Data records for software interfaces

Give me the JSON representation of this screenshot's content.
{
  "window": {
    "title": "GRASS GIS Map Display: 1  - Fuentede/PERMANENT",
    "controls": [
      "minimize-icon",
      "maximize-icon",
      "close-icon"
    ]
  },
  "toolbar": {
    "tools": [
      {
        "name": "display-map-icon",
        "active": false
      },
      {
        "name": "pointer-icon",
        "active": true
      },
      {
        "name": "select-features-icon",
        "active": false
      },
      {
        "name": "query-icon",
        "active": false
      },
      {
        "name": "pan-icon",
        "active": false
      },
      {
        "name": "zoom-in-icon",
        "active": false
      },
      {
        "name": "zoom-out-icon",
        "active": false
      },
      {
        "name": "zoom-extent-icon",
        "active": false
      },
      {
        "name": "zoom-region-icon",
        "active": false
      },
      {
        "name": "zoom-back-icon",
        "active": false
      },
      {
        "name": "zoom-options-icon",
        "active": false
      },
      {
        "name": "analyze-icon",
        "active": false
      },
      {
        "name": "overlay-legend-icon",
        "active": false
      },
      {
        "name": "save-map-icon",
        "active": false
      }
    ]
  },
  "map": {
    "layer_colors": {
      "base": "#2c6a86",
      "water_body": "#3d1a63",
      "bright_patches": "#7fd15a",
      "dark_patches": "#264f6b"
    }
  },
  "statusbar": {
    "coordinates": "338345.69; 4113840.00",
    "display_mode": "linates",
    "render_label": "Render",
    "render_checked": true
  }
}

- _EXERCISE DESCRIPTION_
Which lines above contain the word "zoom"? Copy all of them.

- _WRITTEN REPLY_
        "name": "zoom-in-icon",
        "name": "zoom-out-icon",
        "name": "zoom-extent-icon",
        "name": "zoom-region-icon",
        "name": "zoom-back-icon",
        "name": "zoom-options-icon",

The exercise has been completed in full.